Charlotte Perkins Gilman’s The Yellow Wallpaper

This paper discusses the themes of freedom and expression, which are at the heart of Charlotte Perkins Gilman’s short story, `The Yellow Wallpaper`.

This paper explains that one of the most powerful aspects of `The Yellow Wallpaper` is its narrative form, which demonstrates Gilman’s straightforward style. The author points out that the story is a reflection of patriarchal conditions in the 19th century; women were often misdiagnosed and mistreated because they were women. The paper stresses that Gilman’s writing style is extremely important in `The Yellow Wallpaper` because it demonstrates the narrator’s deteriorating state of mind.

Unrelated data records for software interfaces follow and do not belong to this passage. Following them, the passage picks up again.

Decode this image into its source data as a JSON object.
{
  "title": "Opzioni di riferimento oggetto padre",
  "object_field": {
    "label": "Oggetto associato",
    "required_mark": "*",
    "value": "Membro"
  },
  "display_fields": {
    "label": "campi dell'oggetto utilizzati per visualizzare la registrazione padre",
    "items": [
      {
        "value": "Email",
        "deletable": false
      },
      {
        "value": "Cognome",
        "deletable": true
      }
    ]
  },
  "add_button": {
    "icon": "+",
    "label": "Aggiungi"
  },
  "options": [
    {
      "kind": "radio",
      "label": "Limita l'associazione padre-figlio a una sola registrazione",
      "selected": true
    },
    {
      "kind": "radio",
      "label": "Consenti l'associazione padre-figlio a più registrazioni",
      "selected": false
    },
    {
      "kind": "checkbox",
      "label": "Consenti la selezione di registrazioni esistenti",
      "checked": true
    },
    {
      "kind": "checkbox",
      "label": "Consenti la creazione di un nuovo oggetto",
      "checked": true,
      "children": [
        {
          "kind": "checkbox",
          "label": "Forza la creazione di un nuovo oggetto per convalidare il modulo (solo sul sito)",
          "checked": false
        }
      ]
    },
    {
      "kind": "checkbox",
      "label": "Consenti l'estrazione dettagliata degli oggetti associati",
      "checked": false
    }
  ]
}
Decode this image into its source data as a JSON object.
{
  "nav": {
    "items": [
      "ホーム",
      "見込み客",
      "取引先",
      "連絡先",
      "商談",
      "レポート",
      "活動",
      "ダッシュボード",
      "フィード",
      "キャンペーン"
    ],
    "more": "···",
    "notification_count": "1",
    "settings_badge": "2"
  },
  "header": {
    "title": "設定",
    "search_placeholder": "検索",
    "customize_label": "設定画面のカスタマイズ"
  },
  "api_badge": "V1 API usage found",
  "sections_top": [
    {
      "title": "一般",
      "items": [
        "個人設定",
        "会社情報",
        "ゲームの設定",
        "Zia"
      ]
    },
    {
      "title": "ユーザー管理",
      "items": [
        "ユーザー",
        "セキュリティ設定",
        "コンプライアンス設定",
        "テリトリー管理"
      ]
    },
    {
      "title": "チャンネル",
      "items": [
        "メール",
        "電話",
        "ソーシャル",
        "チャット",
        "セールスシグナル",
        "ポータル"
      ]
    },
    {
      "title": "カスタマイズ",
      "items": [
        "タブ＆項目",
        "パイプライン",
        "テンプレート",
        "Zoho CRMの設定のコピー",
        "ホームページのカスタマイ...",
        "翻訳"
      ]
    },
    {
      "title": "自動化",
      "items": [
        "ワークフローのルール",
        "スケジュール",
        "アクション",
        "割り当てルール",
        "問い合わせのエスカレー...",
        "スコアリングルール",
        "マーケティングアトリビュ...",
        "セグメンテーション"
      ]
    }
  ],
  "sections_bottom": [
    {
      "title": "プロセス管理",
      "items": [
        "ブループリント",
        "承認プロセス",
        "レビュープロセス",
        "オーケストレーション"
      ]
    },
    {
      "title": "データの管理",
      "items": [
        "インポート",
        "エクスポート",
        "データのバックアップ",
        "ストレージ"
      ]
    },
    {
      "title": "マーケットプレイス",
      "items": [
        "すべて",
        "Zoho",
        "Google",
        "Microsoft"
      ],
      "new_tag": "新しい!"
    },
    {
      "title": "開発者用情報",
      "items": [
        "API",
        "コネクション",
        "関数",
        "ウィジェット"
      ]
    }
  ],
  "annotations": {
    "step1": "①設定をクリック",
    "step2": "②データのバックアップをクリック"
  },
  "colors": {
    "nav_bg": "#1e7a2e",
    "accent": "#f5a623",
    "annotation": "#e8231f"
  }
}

Almost from the beginning of the story, the narrator is not quite convinced that her husband’s treatment is the best treatment for her. In fact, despite what her doctor-husband and brother tell her, she admits, Personally, I disagree with their ideas. Personally, I believe that congenial work, with excitement and change, would do me good (Gilman 475). Instead of congenial work, the narrator is forced to stay in what she refers to as a haunted house (474). It is important to note how the narrator does not see a workable solution in her present circumstances.